Typically, what is breaking in the West has already broken in Japan. Leatherhead Food International put the Japanese amino acid market at $1.15 billion in 2003, up by 38 per cent from 2002. Kirin?s Amino Supli was one strong performer, in part due to efficient distribution and clear targeting of women. It also spawned a large number of copycat products, such as Asahi?s Amino Sai, according to Euromonitor.
Interest in protein is being buoyed by the rise of low-carb diets, and other protein forms are being used in a wider range of products and being consumed by new segments of the population, most innovatively in drinks. Infusing beverages with protein has traditionally been problematic as viscosity, cloudiness and pH instability issues often arose. This is changing.
Carbery Food Ingredients in Ireland has developed a patented clear whey ingredient it says overcomes these problems. ?It?s primarily going into RTD nutritional beverages at the moment, but we are working closely with some of our key customers to perfect other applications,? says Noel Corcoran, sales and marketing director. ?We are constantly tracking and anticipating consumer trends. Some of our key sport foods customers have visited our R&D applications facilities to work with our protein and flavour technologists.?
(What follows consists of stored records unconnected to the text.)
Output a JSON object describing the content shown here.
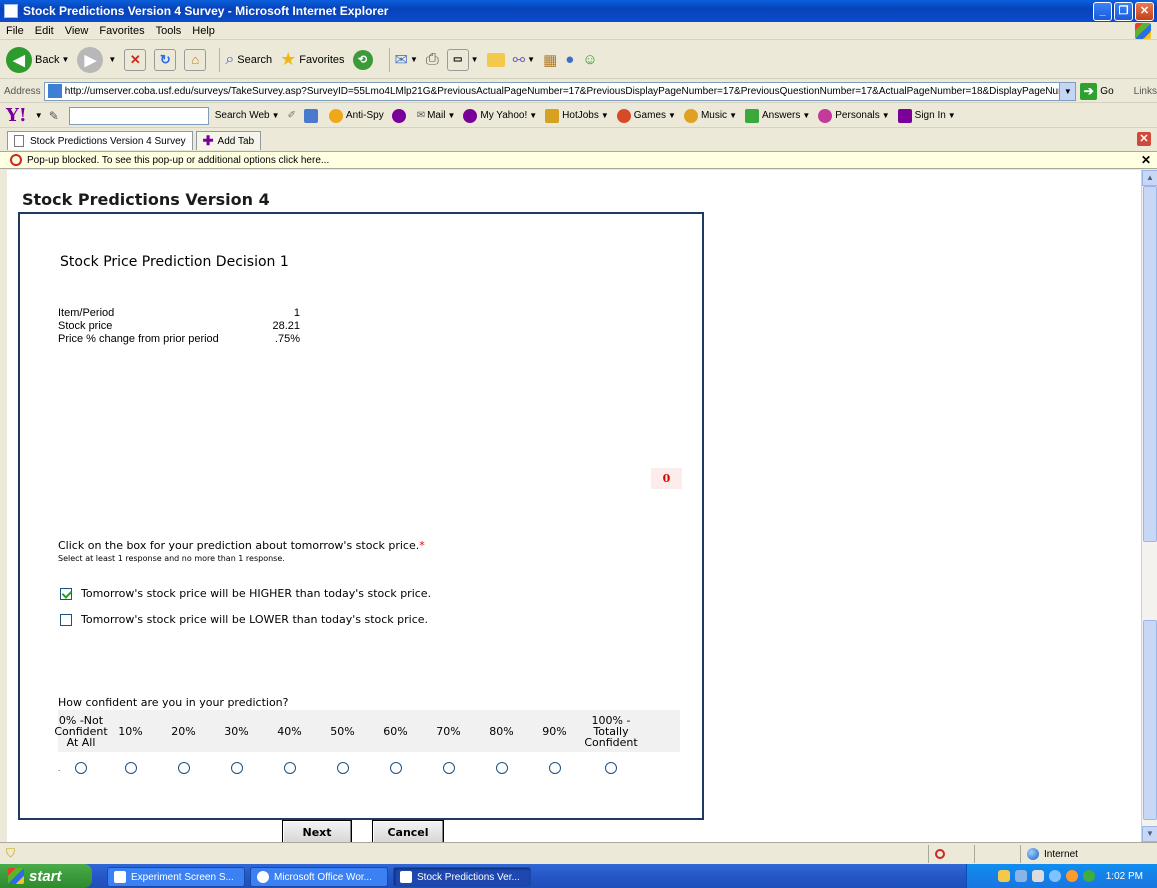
{
  "window": {
    "title": "Stock Predictions Version 4 Survey - Microsoft Internet Explorer"
  },
  "menu": [
    "File",
    "Edit",
    "View",
    "Favorites",
    "Tools",
    "Help"
  ],
  "toolbar": {
    "back": "Back",
    "search": "Search",
    "favorites": "Favorites"
  },
  "address": {
    "label": "Address",
    "url": "http://umserver.coba.usf.edu/surveys/TakeSurvey.asp?SurveyID=55Lmo4LMlp21G&PreviousActualPageNumber=17&PreviousDisplayPageNumber=17&PreviousQuestionNumber=17&ActualPageNumber=18&DisplayPageNumb",
    "go": "Go",
    "links": "Links"
  },
  "yahoo": {
    "logo": "Y!",
    "search_web": "Search Web",
    "antispy": "Anti-Spy",
    "mail": "Mail",
    "my_yahoo": "My Yahoo!",
    "hotjobs": "HotJobs",
    "games": "Games",
    "music": "Music",
    "answers": "Answers",
    "personals": "Personals",
    "sign_in": "Sign In"
  },
  "tabs": {
    "active": "Stock Predictions Version 4 Survey",
    "add": "Add Tab"
  },
  "popup": {
    "message": "Pop-up blocked. To see this pop-up or additional options click here..."
  },
  "page": {
    "title": "Stock Predictions Version 4",
    "question_title": "Stock Price Prediction Decision 1",
    "info": [
      {
        "label": "Item/Period",
        "value": "1"
      },
      {
        "label": "Stock price",
        "value": "28.21"
      },
      {
        "label": "Price % change from prior period",
        "value": ".75%"
      }
    ],
    "badge": "0",
    "prompt": "Click on the box for your prediction about tomorrow's stock price.",
    "required_mark": "*",
    "subprompt": "Select at least 1 response and no more than 1 response.",
    "option_higher": "Tomorrow's stock price will be HIGHER than today's stock price.",
    "option_lower": "Tomorrow's stock price will be LOWER than today's stock price.",
    "confidence_question": "How confident are you in your prediction?",
    "confidence_scale": [
      "0% -Not Confident At All",
      "10%",
      "20%",
      "30%",
      "40%",
      "50%",
      "60%",
      "70%",
      "80%",
      "90%",
      "100% - Totally Confident"
    ],
    "radio_prefix": ".",
    "next": "Next",
    "cancel": "Cancel"
  },
  "status": {
    "zone": "Internet"
  },
  "taskbar": {
    "start": "start",
    "tasks": [
      "Experiment Screen S...",
      "Microsoft Office Wor...",
      "Stock Predictions Ver..."
    ],
    "time": "1:02 PM"
  }
}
Such service can come with premiums attached. ?It depends on the mineral content; the degree of flavour masking required. There can be modifications that are quite costly,? Corcoran says.
Avril Twomey, marketing executive at Irish dairy ingredients firm Glanbia, says ?Proteins will be the next generation of sports drinks. Athletes eat a lot of protein anyway, and there is a lot of science out there to say that protein helps muscles recover.?
Ohio-based proteins specialist Europroteins is moving rapidly into this area with refined casein ingredients that have potential in drinks, baked goods and bars. ?We keep our casein in a natural state so that it has much better functional properties,? says Benoit Turpin, US national sales manager. ?We are negotiating some major launches with these products.?
Dutch ingredients giant DSM recently showcased a fragmented casein ingredient-based recovery drink among Dutch footballers and Olympians to good results. Previous trials indicated ?a five per cent better average performance level in athletes who had drunk the DSM recovery drink compared with those who had taken an ordinary, sugar-based sport drink.?
?It needs a carbohydrate in the same product in order to work. It doesn?t provide the energy — it merely accelerates the process of turning carbohydrates into energy,? notes Juriaan Tas, DSM?s Dutch-based communications manager. DSM developed an enzyme that can cleave casein proteins in such a way that protein?s bitter taste is almost totally neutralised.